◆ What to do ◆
Print each of the entries exactly, leaving nothing out.

*** Material for the task

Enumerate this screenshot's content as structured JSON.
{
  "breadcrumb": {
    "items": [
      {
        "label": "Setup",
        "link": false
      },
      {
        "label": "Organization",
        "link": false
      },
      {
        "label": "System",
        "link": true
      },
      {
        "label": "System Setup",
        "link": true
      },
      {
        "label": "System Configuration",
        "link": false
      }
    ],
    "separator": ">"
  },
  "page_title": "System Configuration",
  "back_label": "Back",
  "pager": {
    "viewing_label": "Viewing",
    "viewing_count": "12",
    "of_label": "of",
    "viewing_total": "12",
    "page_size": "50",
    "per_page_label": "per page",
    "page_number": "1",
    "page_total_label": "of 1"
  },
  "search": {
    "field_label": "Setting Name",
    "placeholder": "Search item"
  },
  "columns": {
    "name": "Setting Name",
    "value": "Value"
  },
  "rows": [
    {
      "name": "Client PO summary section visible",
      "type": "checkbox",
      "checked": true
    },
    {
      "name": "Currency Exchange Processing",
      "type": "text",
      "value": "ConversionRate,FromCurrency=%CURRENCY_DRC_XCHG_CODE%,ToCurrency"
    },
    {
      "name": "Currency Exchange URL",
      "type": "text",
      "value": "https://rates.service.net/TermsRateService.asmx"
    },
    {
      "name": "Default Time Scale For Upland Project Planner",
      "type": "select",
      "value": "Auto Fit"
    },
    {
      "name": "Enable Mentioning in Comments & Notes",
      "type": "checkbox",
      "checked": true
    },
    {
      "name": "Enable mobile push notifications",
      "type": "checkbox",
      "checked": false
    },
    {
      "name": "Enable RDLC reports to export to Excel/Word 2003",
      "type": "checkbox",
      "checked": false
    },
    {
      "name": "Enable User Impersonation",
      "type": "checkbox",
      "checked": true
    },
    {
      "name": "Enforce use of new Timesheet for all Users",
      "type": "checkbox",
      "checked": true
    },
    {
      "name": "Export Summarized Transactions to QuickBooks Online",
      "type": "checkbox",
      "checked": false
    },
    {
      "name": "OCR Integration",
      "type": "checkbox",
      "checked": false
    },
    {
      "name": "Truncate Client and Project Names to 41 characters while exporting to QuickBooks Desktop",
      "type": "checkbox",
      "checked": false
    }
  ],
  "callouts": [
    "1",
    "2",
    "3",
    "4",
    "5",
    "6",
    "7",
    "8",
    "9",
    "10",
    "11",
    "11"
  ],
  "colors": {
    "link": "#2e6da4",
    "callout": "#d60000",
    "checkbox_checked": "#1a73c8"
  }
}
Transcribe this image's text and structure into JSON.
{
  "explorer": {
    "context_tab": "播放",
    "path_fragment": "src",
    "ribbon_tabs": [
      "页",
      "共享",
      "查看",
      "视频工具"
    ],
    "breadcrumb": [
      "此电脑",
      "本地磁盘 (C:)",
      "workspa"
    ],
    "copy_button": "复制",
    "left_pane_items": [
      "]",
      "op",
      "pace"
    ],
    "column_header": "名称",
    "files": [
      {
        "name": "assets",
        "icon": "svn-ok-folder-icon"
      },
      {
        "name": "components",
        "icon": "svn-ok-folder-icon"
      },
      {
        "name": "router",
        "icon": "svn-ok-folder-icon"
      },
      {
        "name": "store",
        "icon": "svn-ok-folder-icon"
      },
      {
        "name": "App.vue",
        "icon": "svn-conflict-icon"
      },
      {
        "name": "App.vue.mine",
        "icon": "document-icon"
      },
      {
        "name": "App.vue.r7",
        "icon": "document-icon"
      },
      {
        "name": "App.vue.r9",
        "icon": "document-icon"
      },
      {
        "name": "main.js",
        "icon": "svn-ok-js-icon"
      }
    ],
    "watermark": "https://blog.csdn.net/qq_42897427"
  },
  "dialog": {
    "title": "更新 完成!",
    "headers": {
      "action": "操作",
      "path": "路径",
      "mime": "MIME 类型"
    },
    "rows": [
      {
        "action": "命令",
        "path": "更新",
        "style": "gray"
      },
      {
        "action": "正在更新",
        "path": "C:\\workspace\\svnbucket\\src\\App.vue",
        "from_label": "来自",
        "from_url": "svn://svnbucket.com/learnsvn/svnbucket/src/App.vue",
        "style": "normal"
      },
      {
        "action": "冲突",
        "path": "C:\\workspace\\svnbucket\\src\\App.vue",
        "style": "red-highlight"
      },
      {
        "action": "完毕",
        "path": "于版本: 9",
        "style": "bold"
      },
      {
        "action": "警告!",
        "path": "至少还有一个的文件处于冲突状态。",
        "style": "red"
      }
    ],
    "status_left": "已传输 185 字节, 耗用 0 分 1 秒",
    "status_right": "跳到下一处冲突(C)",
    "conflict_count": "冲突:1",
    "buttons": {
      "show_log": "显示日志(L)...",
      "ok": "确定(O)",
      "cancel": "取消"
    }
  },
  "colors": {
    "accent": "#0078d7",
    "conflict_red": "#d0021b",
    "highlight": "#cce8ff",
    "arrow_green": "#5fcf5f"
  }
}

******

◆ Written solution ◆
Enumerate this screenshot's content as structured JSON.
{
  "breadcrumb": {
    "items": [
      {
        "label": "Setup",
        "link": false
      },
      {
        "label": "Organization",
        "link": false
      },
      {
        "label": "System",
        "link": true
      },
      {
        "label": "System Setup",
        "link": true
      },
      {
        "label": "System Configuration",
        "link": false
      }
    ],
    "separator": ">"
  },
  "page_title": "System Configuration",
  "back_label": "Back",
  "pager": {
    "viewing_label": "Viewing",
    "viewing_count": "12",
    "of_label": "of",
    "viewing_total": "12",
    "page_size": "50",
    "per_page_label": "per page",
    "page_number": "1",
    "page_total_label": "of 1"
  },
  "search": {
    "field_label": "Setting Name",
    "placeholder": "Search item"
  },
  "columns": {
    "name": "Setting Name",
    "value": "Value"
  },
  "rows": [
    {
      "name": "Client PO summary section visible",
      "type": "checkbox",
      "checked": true
    },
    {
      "name": "Currency Exchange Processing",
      "type": "text",
      "value": "ConversionRate,FromCurrency=%CURRENCY_DRC_XCHG_CODE%,ToCurrency"
    },
    {
      "name": "Currency Exchange URL",
      "type": "text",
      "value": "https://rates.service.net/TermsRateService.asmx"
    },
    {
      "name": "Default Time Scale For Upland Project Planner",
      "type": "select",
      "value": "Auto Fit"
    },
    {
      "name": "Enable Mentioning in Comments & Notes",
      "type": "checkbox",
      "checked": true
    },
    {
      "name": "Enable mobile push notifications",
      "type": "checkbox",
      "checked": false
    },
    {
      "name": "Enable RDLC reports to export to Excel/Word 2003",
      "type": "checkbox",
      "checked": false
    },
    {
      "name": "Enable User Impersonation",
      "type": "checkbox",
      "checked": true
    },
    {
      "name": "Enforce use of new Timesheet for all Users",
      "type": "checkbox",
      "checked": true
    },
    {
      "name": "Export Summarized Transactions to QuickBooks Online",
      "type": "checkbox",
      "checked": false
    },
    {
      "name": "OCR Integration",
      "type": "checkbox",
      "checked": false
    },
    {
      "name": "Truncate Client and Project Names to 41 characters while exporting to QuickBooks Desktop",
      "type": "checkbox",
      "checked": false
    }
  ],
  "callouts": [
    "1",
    "2",
    "3",
    "4",
    "5",
    "6",
    "7",
    "8",
    "9",
    "10",
    "11",
    "11"
  ],
  "colors": {
    "link": "#2e6da4",
    "callout": "#d60000",
    "checkbox_checked": "#1a73c8"
  }
}
Transcribe this image's text and structure into JSON.
{
  "explorer": {
    "context_tab": "播放",
    "path_fragment": "src",
    "ribbon_tabs": [
      "页",
      "共享",
      "查看",
      "视频工具"
    ],
    "breadcrumb": [
      "此电脑",
      "本地磁盘 (C:)",
      "workspa"
    ],
    "copy_button": "复制",
    "left_pane_items": [
      "]",
      "op",
      "pace"
    ],
    "column_header": "名称",
    "files": [
      {
        "name": "assets",
        "icon": "svn-ok-folder-icon"
      },
      {
        "name": "components",
        "icon": "svn-ok-folder-icon"
      },
      {
        "name": "router",
        "icon": "svn-ok-folder-icon"
      },
      {
        "name": "store",
        "icon": "svn-ok-folder-icon"
      },
      {
        "name": "App.vue",
        "icon": "svn-conflict-icon"
      },
      {
        "name": "App.vue.mine",
        "icon": "document-icon"
      },
      {
        "name": "App.vue.r7",
        "icon": "document-icon"
      },
      {
        "name": "App.vue.r9",
        "icon": "document-icon"
      },
      {
        "name": "main.js",
        "icon": "svn-ok-js-icon"
      }
    ],
    "watermark": "https://blog.csdn.net/qq_42897427"
  },
  "dialog": {
    "title": "更新 完成!",
    "headers": {
      "action": "操作",
      "path": "路径",
      "mime": "MIME 类型"
    },
    "rows": [
      {
        "action": "命令",
        "path": "更新",
        "style": "gray"
      },
      {
        "action": "正在更新",
        "path": "C:\\workspace\\svnbucket\\src\\App.vue",
        "from_label": "来自",
        "from_url": "svn://svnbucket.com/learnsvn/svnbucket/src/App.vue",
        "style": "normal"
      },
      {
        "action": "冲突",
        "path": "C:\\workspace\\svnbucket\\src\\App.vue",
        "style": "red-highlight"
      },
      {
        "action": "完毕",
        "path": "于版本: 9",
        "style": "bold"
      },
      {
        "action": "警告!",
        "path": "至少还有一个的文件处于冲突状态。",
        "style": "red"
      }
    ],
    "status_left": "已传输 185 字节, 耗用 0 分 1 秒",
    "status_right": "跳到下一处冲突(C)",
    "conflict_count": "冲突:1",
    "buttons": {
      "show_log": "显示日志(L)...",
      "ok": "确定(O)",
      "cancel": "取消"
    }
  },
  "colors": {
    "accent": "#0078d7",
    "conflict_red": "#d0021b",
    "highlight": "#cce8ff",
    "arrow_green": "#5fcf5f"
  }
}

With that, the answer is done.